Rare #African art owned by the Missouri State University in America will go up for adoption this month through August. The show is expected to feature a mixture of objects that have been displayed previously, along with several artefacts not shown to the public in the past 20 years.



Rare African art owned by the Missouri State University in America will go up for adoption this month through August.

According to the University, a special VIP viewing of select objects from Missouri Southern’s African art collection will be featured at the Spiva Art Gallery on the MSSU campus from Monday, July 24, through Friday, Aug. 4.

Patrons are expected to “adopt” an African art piece for donations of $20, $50, $100 or more. Donors will then have their names featured in archives and in the Past Perfect online database, which houses a digital collection of all the pieces owned by the university.

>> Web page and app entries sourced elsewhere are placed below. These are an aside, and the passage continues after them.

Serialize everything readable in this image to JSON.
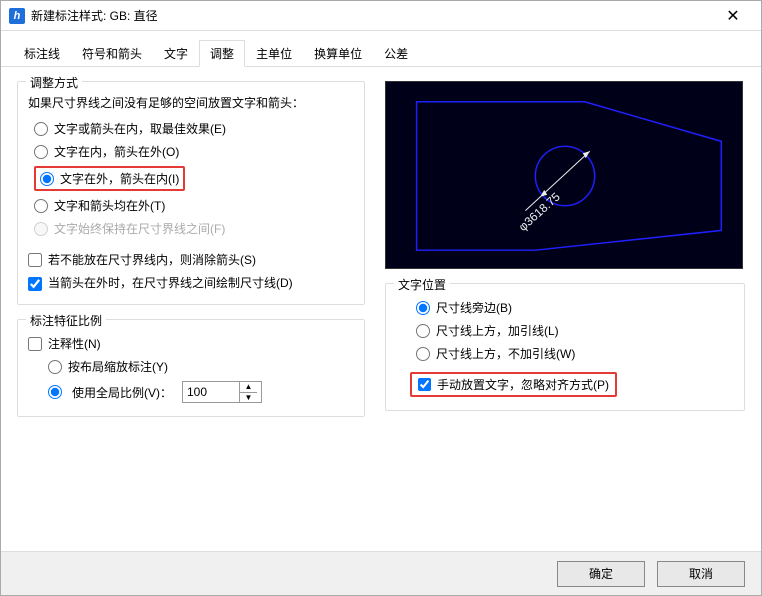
{
  "window": {
    "title": "新建标注样式: GB: 直径"
  },
  "tabs": [
    "标注线",
    "符号和箭头",
    "文字",
    "调整",
    "主单位",
    "换算单位",
    "公差"
  ],
  "active_tab_index": 3,
  "fit": {
    "group_title": "调整方式",
    "intro": "如果尺寸界线之间没有足够的空间放置文字和箭头：",
    "options": [
      "文字或箭头在内，取最佳效果(E)",
      "文字在内，箭头在外(O)",
      "文字在外，箭头在内(I)",
      "文字和箭头均在外(T)",
      "文字始终保持在尺寸界线之间(F)"
    ],
    "selected": 2,
    "suppress_arrows": "若不能放在尺寸界线内，则消除箭头(S)",
    "draw_dimline": "当箭头在外时，在尺寸界线之间绘制尺寸线(D)"
  },
  "scale": {
    "group_title": "标注特征比例",
    "annotative": "注释性(N)",
    "layout_scale": "按布局缩放标注(Y)",
    "overall_scale": "使用全局比例(V)：",
    "value": "100"
  },
  "textpos": {
    "group_title": "文字位置",
    "options": [
      "尺寸线旁边(B)",
      "尺寸线上方，加引线(L)",
      "尺寸线上方，不加引线(W)"
    ],
    "selected": 0,
    "manual": "手动放置文字，忽略对齐方式(P)"
  },
  "preview": {
    "dim_label": "φ3618.75"
  },
  "footer": {
    "ok": "确定",
    "cancel": "取消"
  }
}
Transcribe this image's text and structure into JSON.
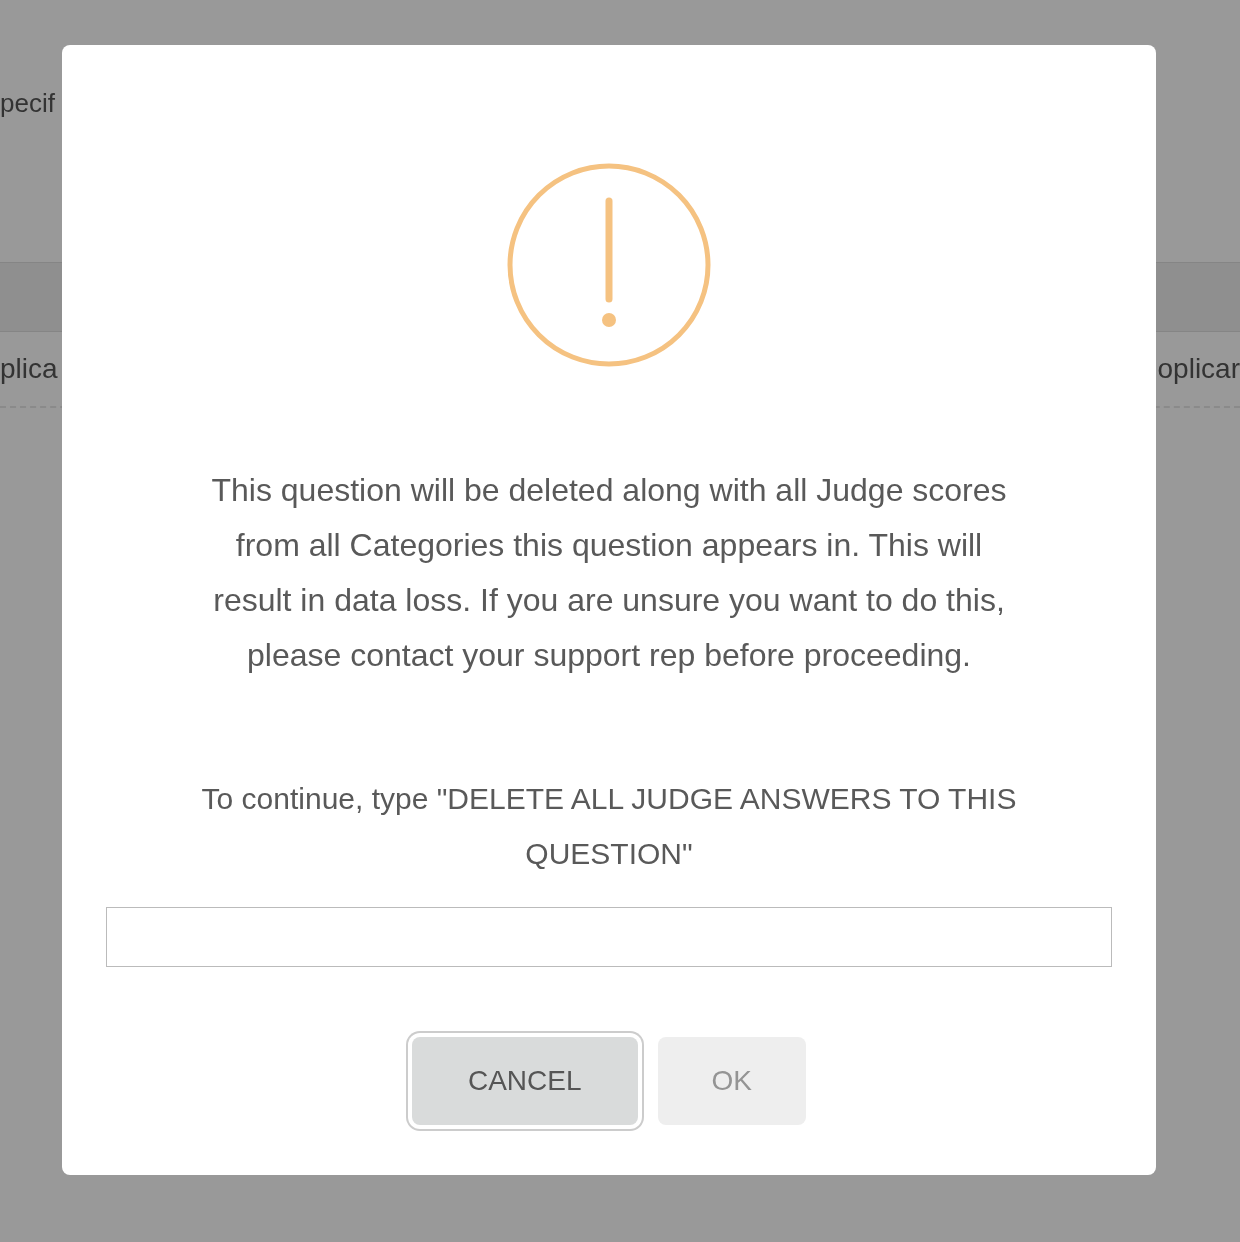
{
  "background_page": {
    "intro_text": "pecif",
    "table_rows": [
      {
        "column_1": "plica",
        "column_2": "oplicar"
      }
    ]
  },
  "dialog": {
    "message": "This question will be deleted along with all Judge scores from all Categories this question appears in. This will result in data loss. If you are unsure you want to do this, please contact your support rep before proceeding.",
    "prompt": "To continue, type \"DELETE ALL JUDGE ANSWERS TO THIS QUESTION\"",
    "buttons": [
      {
        "label": "CANCEL",
        "disabled": false,
        "focused": true
      },
      {
        "label": "OK",
        "disabled": true,
        "focused": false
      }
    ]
  }
}
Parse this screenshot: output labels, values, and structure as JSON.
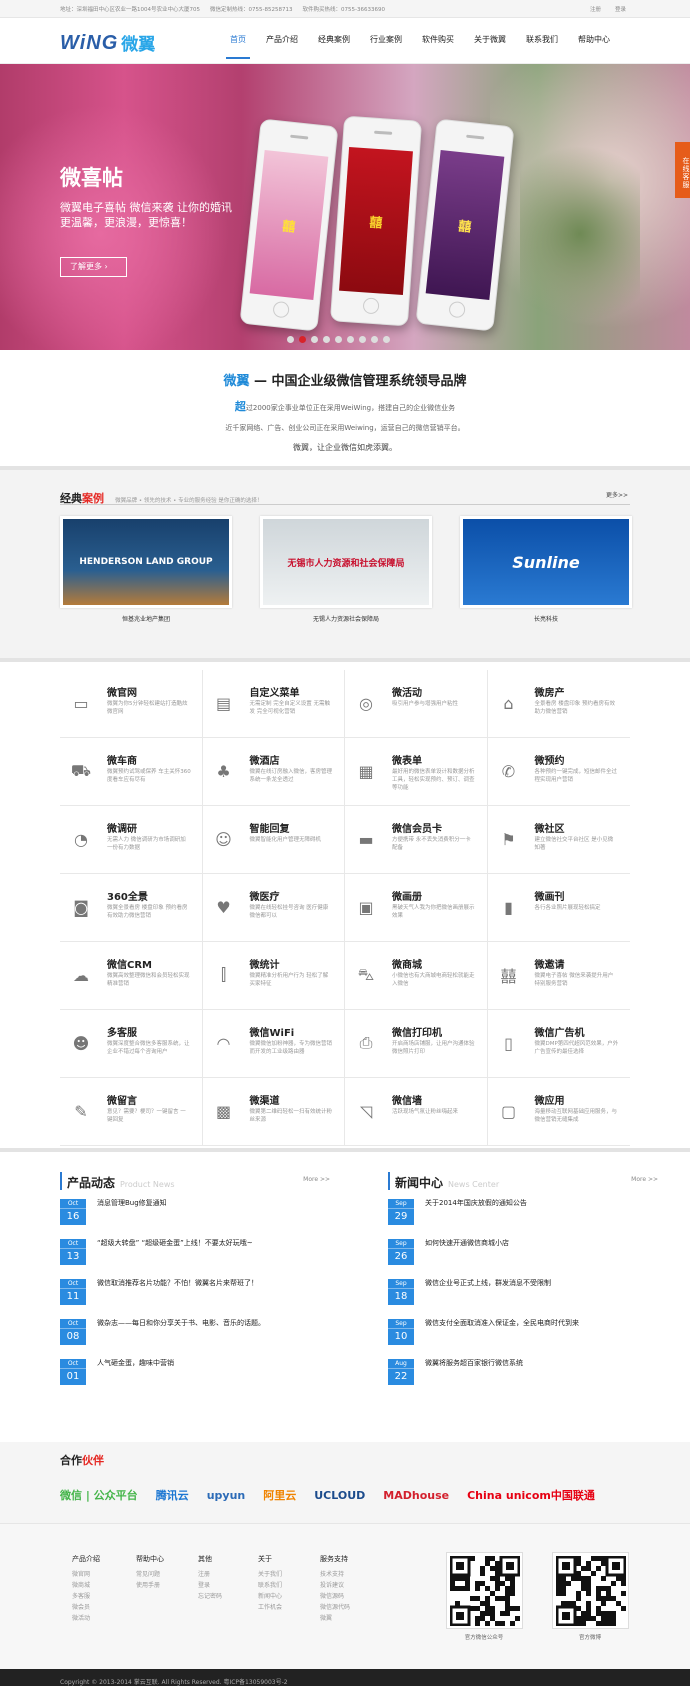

All proceeds will go to continuing preservation efforts in maintaining the collection.


According to Joplinglobe, Money raised is expected to support the care, preservation and research into pieces such as the Chokwe female dance mask, made of wood, or the “Oathtaker” from the Republic of Congo. Nails driven into the wooden figure signal to participants in the ritual that if an oath is broken, the spirit of the oath taker would exact punishment.

The Oathtaker, one of the pieces to be displayed at the Gallery. Credit: Missouri Southern State University

Many of the pieces are believed to have been originally created and used in African rituals.

The collections also includes headrests for the dead, musical instruments, vessels and weapons such as arrows from Kalahari Bushmen.

The exhibition will feature key objects from the Finley Collection, a collection comprising mostly 19th and early 20th century pieces given to the university in 1997 by John and Pam Finley. Other objects are from known and anonymous donors. A reception will take place from 3 to 5 p.m. Tuesday, July 25. The public is invited to attend.

The gallery is open to the public at no charge from 7 a.m. to 5 p.m. Monday through Thursday throughout the summer.